Whether it is the cloud provider looking to expand service capabilities or the enterprise facing relentlessly increasing data loads, there comes a time when the need to increase physical infrastructure cannot be put off any longer.
However, this is no longer as daunting a prospect as it once was. Modular infrastructure has gained a firm footing in the data center industry, and nearly all of the platforms available these days are optimized for scale-out, cloud-ready architectures.
MarketsandMarkets puts the current value of the modular data infrastructure market at about $6.5 billion, and expects it to top $26 billion by the end of the decade. That is a compound annual growth rate of nearly 32 percent, with much of the total spend coming from North America and Europe. However, the Asia Pacific, Latin America and Middle East/Africa regions are expected to see rapid growth as well, considering demand for data services is increasing throughout the third world and there is still a dearth of reliable infrastructure to meet it.
To get an idea of how modular systems are built, take a look at this time-lapse video from Dell, which shows the end-to-end construction process from initial site prep to final integration. There is no indication as to exactly how long this took, but judging by the movement of shadows on the ground, it could not have been more than a few weeks. It is also worth noting that the facility is not very large, although the use of high-density, modular equipment racks could nonetheless provide quite a substantial data footprint.
Modular infrastructure is also becoming more diverse as the market heats up. At one point, the only options were standard-sized shipping containers and a few ruggedized specialty configurations. But companies like Data Center Resources are introducing options in 20-, 30-, 40- and 50-foot lengths with support for up to 200 kW electrical loads and up to 2N redundancy. As well, the company can provide a range of cooling options and hot/cold aisle designs and can even offer resistance to Category 5 hurricane winds.
Modular infrastructure is also a good way to boost temporary capacity or even provide third-party cloud resources in close proximity to on-premises data centers. Defense Systems reports that the Defense Information Systems Agency (DISA), which is essentially the military’s new cloud broker, is looking over a range of options that would have commercial cloud operators place modular systems in key locations in order to provide data and application support to DoD agencies. This could be done either by leasing space for the third-party modular infrastructure, or bringing container-based solutions on-site where they can be provisioned, integrated with legacy environments and then removed with relative ease. In all cases, the idea is to provide low-cost infrastructure that can remain separate from public and shared resources in order to provide support for sensitive and classified information.

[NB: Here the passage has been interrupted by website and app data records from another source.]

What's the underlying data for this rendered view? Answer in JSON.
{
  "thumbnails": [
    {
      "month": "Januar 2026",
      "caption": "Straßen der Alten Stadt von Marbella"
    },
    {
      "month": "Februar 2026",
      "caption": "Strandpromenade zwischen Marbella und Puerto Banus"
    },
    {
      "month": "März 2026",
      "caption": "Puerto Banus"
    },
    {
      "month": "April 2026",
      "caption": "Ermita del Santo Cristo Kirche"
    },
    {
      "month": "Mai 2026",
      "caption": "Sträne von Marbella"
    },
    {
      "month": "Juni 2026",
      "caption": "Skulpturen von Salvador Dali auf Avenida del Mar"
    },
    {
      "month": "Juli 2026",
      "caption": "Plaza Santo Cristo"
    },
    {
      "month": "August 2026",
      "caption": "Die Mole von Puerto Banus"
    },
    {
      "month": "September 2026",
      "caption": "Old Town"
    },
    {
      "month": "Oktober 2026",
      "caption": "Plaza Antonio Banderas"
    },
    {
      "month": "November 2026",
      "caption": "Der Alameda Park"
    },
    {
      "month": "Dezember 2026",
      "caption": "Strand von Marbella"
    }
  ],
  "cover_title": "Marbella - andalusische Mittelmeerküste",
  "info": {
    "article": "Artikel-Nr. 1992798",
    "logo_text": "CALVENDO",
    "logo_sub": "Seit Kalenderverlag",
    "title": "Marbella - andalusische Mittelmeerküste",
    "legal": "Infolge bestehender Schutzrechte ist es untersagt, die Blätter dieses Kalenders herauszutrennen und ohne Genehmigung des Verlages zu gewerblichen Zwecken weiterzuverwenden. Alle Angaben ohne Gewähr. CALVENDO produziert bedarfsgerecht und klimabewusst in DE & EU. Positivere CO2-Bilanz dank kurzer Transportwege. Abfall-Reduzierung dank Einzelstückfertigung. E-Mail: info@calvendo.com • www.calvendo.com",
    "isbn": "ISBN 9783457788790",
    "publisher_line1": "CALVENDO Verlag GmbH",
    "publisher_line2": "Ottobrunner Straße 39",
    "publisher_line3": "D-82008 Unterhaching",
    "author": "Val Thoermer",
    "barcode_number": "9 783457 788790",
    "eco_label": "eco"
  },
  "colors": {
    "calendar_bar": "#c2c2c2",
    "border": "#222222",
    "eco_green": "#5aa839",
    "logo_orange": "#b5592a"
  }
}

It’s safe to assume that modular solutions will make up the bulk of Greenfield deployments in support of advanced virtual and cloud infrastructure going forward. Not only are they more scalable and adaptable than legacy infrastructure, but they can also be provisioned more dynamically to suit the software-defined architectures that will be coming on-line over the next decade or so.
When circumstances call for quick deployment of federated, flexible infrastructure, a modular solution will trump standard server/storage/networking integration just about every time.
Arthur Cole writes about infrastructure for IT Business Edge. Cole has been covering the high-tech media and computing industries for more than 20 years, having served as editor of TV Technology, Video Technology News, Internet News and Multimedia Weekly. His contributions have appeared in Communications Today and Enterprise Networking Planet and as web content for numerous high-tech clients like TwinStrata, Carpathia and NetMagic.